CAMBRIDGE, Mass. A new research paper suggests institutional investors should put 130/30 strategies to a more stringent test.
The paper recommends investors stop using static benchmarks such as the Standard & Poors 500 or Russell 1000 indexes to measure performance of their 130/30 managers, switching instead to an index that actually shorts stocks.
Active extension strategies, generally referred to as 130/30s, take on more risk and use leverage, so they should not be compared against a static, buy-and-hold index, said Andrew Lo, author of the report and Harris & Harris Group Professor of Finance at the Massachusetts Institute of Technology Sloan School of Management, Cambridge.
When you use leverage and shorting, its a different animal. It has different return and risk characteristics, Mr. Lo said in an interview.
The paper suggests using a new index by Credit Suisse that uses 10 valuation criteria to rank stocks in the S&P 500, and then applies a mechanical algorithm to short the lowest-ranking stocks and invest more money in the highest-ranking stocks.
The Credit Suisse criteria are traditional value, relative value, historical growth, expected growth, profit trends, accelerating sales, earnings momentum, price momentum, price reversal and size of the company.
The mechanical algorithm would short enough stocks and go long enough stocks to replicate a 130/30 strategy. The index will be rebalanced once a month. Its performance will be able to be monitored on a publicly available website, although the website has not been determined yet.
Mr. Lo is creating another index for 130/30 strategies called the look ahead index. It looks at how stocks performed in a given month, then shows how the index would have performed had it picked the best short and long candidates. This index is not intended to serve as a benchmark for 130/30 strategies, but rather to show how the perfect 130/30 strategy would perform, Mr. Lo said.
But some managers of 130/30 strategies believe the S&P 500, or other common equity index, should remain the benchmark for the portfolios.
The ultimate index for equity strategies is a cap-weighted index. Thats the pure passive play, said Ric Thomas, managing director and head of Boston-based State Street Global Advisors North American enhanced equity group, which oversees about $12 billion in 130/30 strategies.
Mr. Thomas explained that an index is supposed to show investors whether they are gaining from active management or should just place their money in a passive portfolio.

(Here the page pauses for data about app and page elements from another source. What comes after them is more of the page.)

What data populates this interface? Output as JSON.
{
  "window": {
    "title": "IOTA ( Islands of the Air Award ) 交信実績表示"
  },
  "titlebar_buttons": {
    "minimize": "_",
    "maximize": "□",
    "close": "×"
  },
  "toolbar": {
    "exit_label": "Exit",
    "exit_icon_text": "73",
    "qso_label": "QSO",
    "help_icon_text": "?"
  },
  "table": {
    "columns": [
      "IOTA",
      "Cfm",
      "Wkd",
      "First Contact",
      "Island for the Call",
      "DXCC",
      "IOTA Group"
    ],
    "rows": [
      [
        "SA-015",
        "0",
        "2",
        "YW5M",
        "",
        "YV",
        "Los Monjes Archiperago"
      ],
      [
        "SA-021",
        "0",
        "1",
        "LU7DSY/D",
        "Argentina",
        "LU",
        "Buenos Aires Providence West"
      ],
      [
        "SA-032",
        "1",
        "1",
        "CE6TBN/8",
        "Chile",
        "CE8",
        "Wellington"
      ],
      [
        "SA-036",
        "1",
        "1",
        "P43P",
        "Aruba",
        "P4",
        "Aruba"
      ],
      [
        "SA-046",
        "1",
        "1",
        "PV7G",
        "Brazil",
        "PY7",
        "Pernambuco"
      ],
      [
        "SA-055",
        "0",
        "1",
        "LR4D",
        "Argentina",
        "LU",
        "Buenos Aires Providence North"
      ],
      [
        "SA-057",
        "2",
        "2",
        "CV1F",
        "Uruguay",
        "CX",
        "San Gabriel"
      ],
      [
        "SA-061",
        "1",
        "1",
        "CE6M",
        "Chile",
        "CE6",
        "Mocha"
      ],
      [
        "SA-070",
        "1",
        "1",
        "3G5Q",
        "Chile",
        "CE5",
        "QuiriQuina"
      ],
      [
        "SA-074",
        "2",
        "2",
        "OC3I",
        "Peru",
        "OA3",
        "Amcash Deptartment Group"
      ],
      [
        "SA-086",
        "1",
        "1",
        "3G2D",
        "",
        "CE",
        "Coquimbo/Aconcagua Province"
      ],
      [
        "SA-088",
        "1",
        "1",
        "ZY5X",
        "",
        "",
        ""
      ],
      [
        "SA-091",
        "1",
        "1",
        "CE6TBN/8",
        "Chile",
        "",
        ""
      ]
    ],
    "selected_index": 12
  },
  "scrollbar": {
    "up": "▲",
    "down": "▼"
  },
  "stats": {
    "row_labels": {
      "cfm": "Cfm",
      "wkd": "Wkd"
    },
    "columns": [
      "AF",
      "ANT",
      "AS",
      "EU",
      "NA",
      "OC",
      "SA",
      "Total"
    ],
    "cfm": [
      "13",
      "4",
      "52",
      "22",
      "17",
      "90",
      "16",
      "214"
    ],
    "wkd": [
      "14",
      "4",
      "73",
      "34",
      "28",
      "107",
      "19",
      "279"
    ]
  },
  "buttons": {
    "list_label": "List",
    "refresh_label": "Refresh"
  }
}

A benchmark that ranks stocks and chooses shorts is essentially an active strategy. Instead of a benchmark, an investor would just be comparing one active strategy to another. The opportunity facing investors (when comparing a strategy to a benchmark) is what should I do with my money? Do I go for a passive play and hold stocks based on their cap weight, or do I do something active with it? Mr. Thomas said.
Other managers of 130/30 strategies also disagreed with using an active strategy for a benchmark.
Any active strategy will have inherent biases, pointed out Russell Kamp, New York-based chief executive officer for Invesco Ltd.s global structured products group.
He pointed out that the Credit Suisee index uses factors to rank stocks that give the index a value bias. It would make little sense to compare a strategy with a momentum bias, for instance, to a benchmark with a value bias, he said.
Mr. Kamp also claimed that 130/30 strategies do not need a different benchmark just because they short stocks. If youre managing a long-only strategy, youre still making short bets relative to your (corresponding) index by underweighting or not owning securities that are in the index being used as a benchmark, he said.
Mr. Lo acknowledges the idea of using an active strategy for a benchmark is foreign to most investors. A common reaction to the use of any strategy as an index is to cry foul, the paper notes, pointing out that the original motivation for having a fixed set of securities in an index was to reduce the amount of trading needed to replicate that index in a cash portfolio.
Makes it easier
Technological advances now make it easier to set up algorithms to decide what securities to short. Technology also makes it easier to trade those securities on a more frequent basis.
In the same way that recent advances in trading technology have indelibly altered the practice of portfolio management, we argue that concepts like benchmarks, indexes and passive investing are also evolving in the face of rapid technological advances in the financial markets, the paper says.
Some consultants agree that short extension strategies do require a different benchmark.
In trying to evaluate these 130/30s, you do have to be careful about how you evaluate the short side, said Brian Ternoey, investment practice leader for investment consulting firm Curcio Webb LLC, Pennington, N.J.
Mr. Ternoey, who is not familiar with Mr. Los paper, said that benchmarking for 130/30s is not a science at this point. Its harder to evaluate the value added on 130/30s because of the shorting.